Act 54 (MCL 423.215b) states that upon expiration of a collective bargaining agreement, and until a successor contract is in place, a public employer shall pay and provide wages and benefits at levels and amounts that are no greater than those in effect on the expiration date of the collective bargaining agreement. The statute prohibits payment of step increases and provides that employees bear the increased costs of health, dental, vision, prescription, or other insurance benefits after expiration of the collective bargaining agreement. Increased cost is defined as the difference between the prior year and the current coverage year. Further, Act 54 provides that the parties shall not agree to, and an arbitration panel shall not order, any retroactive wage or benefit levels greater than those in effect on the expiration date of the collective bargaining agreement. The statute defines “expiration date” to mean the date set in the collective bargaining agreement without regard to any agreements of the parties to extend or honor the collective bargaining agreement during negotiations.
Since the law passed in 2011, several significant changes have occurred through both legislative action and court interpretation impacting the application of the law. In 2014, the law was amended via Public Act 322 [see MCL 423.215b(4)(a)-(c)] to exclude police and fire employees from Act 54. Additionally, the Michigan Employment Relations Commission (MERC) and the Michigan Court of Appeals have rendered several decisions interpreting PA 54.
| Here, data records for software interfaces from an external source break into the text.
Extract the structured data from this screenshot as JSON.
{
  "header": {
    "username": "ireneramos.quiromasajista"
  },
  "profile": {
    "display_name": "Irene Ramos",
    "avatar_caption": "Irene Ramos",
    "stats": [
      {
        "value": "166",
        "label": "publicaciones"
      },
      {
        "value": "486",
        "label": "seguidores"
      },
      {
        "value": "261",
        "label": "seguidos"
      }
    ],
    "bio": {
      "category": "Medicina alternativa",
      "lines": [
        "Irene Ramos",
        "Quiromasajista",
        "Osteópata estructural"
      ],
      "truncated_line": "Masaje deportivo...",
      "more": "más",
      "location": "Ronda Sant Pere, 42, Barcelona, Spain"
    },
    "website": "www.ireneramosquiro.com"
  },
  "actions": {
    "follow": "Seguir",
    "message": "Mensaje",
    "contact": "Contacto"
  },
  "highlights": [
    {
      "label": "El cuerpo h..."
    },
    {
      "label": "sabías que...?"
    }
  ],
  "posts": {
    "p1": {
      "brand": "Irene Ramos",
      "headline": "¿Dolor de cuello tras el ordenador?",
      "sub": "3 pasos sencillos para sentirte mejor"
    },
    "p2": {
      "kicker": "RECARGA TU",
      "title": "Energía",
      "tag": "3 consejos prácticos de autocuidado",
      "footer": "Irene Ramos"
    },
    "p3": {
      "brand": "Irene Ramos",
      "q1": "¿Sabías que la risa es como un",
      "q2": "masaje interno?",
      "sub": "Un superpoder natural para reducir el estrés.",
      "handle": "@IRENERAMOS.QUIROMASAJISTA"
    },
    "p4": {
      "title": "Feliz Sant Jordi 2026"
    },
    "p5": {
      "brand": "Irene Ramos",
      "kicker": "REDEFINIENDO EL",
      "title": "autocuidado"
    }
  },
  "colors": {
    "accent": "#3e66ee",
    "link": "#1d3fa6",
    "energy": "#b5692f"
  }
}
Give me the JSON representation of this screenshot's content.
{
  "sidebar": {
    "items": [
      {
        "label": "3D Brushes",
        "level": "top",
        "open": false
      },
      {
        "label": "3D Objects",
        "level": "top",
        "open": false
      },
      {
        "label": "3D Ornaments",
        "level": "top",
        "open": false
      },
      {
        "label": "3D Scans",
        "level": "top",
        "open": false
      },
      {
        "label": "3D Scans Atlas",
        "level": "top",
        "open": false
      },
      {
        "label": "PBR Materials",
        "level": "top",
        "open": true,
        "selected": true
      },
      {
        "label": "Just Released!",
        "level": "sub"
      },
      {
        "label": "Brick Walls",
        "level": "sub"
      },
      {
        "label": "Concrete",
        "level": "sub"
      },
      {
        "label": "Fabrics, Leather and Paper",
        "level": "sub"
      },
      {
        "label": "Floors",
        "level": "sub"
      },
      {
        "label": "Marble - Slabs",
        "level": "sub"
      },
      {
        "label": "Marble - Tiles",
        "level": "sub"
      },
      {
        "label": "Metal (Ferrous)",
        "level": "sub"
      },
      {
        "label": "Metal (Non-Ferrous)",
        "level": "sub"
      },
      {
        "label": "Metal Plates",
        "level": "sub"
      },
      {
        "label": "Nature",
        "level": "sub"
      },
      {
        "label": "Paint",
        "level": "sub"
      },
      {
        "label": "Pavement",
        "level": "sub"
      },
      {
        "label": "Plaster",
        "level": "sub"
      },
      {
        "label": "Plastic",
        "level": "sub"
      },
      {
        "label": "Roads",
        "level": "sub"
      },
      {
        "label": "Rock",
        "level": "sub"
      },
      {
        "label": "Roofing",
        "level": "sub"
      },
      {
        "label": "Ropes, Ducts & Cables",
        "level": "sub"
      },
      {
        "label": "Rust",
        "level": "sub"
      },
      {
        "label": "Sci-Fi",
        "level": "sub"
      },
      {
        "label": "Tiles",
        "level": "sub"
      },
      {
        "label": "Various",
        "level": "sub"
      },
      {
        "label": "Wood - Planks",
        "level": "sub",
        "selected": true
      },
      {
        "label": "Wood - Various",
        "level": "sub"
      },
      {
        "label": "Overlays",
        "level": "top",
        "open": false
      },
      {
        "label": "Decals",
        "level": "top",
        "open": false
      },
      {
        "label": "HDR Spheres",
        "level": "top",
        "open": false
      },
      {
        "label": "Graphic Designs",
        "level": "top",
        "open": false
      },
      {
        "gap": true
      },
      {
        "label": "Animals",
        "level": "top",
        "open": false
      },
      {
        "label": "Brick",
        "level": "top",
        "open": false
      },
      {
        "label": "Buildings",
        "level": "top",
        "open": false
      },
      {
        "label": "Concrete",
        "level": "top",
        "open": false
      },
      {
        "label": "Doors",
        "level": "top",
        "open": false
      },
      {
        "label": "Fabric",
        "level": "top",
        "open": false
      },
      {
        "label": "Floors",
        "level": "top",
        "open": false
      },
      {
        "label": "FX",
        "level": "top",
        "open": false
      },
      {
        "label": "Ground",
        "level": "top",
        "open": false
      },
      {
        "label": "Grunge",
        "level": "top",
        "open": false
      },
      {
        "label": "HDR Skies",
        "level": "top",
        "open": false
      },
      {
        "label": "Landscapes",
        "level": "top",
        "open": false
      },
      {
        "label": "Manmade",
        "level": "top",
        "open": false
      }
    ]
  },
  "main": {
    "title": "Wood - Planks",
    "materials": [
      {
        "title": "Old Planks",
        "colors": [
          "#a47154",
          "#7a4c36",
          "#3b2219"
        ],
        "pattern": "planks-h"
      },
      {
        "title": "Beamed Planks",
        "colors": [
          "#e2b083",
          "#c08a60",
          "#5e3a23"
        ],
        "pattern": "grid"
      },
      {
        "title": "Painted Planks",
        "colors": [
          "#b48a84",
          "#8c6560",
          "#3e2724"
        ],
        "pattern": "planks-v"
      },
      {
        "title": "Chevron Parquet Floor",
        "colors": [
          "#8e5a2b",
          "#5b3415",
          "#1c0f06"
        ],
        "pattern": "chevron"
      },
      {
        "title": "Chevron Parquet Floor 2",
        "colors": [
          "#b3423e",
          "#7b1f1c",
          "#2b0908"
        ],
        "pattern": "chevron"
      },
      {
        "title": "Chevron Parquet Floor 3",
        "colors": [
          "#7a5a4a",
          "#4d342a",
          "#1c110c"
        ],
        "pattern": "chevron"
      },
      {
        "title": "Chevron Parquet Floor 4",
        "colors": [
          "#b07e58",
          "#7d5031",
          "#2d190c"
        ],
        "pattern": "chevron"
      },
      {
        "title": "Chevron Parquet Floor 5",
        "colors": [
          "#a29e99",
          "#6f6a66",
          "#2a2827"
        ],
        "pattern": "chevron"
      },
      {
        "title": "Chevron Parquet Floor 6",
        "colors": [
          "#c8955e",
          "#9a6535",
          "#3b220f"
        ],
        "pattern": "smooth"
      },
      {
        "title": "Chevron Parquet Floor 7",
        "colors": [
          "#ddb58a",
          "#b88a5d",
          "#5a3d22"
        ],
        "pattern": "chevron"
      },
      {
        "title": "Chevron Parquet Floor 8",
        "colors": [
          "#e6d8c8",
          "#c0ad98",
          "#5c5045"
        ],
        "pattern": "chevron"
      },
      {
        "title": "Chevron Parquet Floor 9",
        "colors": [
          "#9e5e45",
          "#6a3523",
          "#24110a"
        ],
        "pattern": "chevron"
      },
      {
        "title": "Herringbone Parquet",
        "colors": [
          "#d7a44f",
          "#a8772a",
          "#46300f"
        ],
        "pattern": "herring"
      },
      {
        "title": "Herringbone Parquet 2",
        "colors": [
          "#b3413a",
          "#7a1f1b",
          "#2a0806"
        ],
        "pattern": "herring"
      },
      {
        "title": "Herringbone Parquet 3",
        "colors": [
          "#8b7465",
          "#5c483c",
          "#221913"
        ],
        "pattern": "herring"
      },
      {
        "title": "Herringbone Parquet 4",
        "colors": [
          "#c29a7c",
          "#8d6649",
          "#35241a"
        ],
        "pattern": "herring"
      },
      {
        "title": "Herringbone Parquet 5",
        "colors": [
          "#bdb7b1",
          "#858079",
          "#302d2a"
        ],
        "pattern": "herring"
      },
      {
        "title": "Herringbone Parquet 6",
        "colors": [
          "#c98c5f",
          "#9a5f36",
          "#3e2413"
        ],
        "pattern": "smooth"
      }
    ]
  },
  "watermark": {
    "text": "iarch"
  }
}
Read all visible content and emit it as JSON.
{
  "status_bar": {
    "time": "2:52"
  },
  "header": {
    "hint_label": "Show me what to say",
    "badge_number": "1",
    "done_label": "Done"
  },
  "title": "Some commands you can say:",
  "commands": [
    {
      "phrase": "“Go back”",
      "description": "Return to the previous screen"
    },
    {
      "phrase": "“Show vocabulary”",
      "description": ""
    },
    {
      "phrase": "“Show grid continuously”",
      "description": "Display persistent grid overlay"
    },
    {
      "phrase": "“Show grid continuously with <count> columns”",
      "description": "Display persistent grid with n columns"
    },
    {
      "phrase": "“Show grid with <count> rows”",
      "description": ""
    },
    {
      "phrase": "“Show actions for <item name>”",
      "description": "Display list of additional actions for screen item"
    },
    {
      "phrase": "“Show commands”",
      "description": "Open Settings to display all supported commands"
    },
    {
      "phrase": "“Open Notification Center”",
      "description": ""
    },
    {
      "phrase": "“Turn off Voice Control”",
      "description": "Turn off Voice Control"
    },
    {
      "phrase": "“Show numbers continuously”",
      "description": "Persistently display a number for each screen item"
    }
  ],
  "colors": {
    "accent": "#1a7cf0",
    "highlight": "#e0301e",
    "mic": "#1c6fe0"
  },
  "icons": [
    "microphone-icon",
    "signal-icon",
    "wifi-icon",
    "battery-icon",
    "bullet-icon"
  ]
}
The Michigan Court of Appeals ruled that “lane changes” or salary increases based on academic achievements were properly declined to employees based on Act 54 after the expiration of the contract. Bedford Public Schools v Bedford Ed Ass’n, 305 Mich App 558 (2014). Similarly, in Waverly Community Schools and Ingham County Education Ass’n/Waverly Education Ass’n, the Court of Appeals in an unpublished opinion (Court of Appeals No. 314173, August 26, 2014) affirmed MERC’s ruling that the school district had no obligation to pay salary increases for educational achievements after the contract has expired. [MERC Case No. C11 K-206 (December 14, 2012).]
MERC in Schoolcraft County and the Schoolcraft County Sheriff and Schoolcraft County Deputy Sheriff’s Ass’n, Case No. C12-L-12 (November 24, 2014), ruled that Act 54 only allowed
employers to pass on increased costs of insurance benefits, not increased costs to pension benefits.
MERC also ruled an employer, based on Act 54, did not have to pay step increases after a collective bargaining agreement expired, even where a Memorandum of Understanding (MOU) providing for across-the-board wage increases between the parties remain unexpired. MERC found step increases were still governed by the expired agreement since the MOU did not specifically govern step increases. Michigan State University and Capitol City Lodge #141, Fraternal Order of Police, Case No. C11-H-126 (September 17, 2014).
Consequently, the following principles now apply to collective bargaining in the public sector, excluding police and fire bargaining units2:
1. After the expiration date of a collective bargaining contract and until a successor agreement is in place, public employees are required to pay any increase in health insurance costs until a new agreement is in force and effect. Any increased costs in any health, dental, vision, prescription or other insurance benefits shall be paid for by the employees. Pension cost increases, however, cannot be passed to the employee.
2. Step increases cannot be given after the expiration of a collective bargaining contract, nor can “lane changes” or any increases related to academic achievements.
3. The Employer is authorized to make payroll deductions to pay for any such increased costs in maintaining those benefits.
4. The statute specifies that the parties to a collective bargaining contract are not allowed to agree and an arbitration panel is not permitted to order any retroactive wage or benefit level or amounts that are greater than those in effect after the contract expired.
5. Expiration date is specifically defined as a date set forth in the agreement and must exclude any agreement of the parties to extend or honor the collective bargaining contract pending negotiations.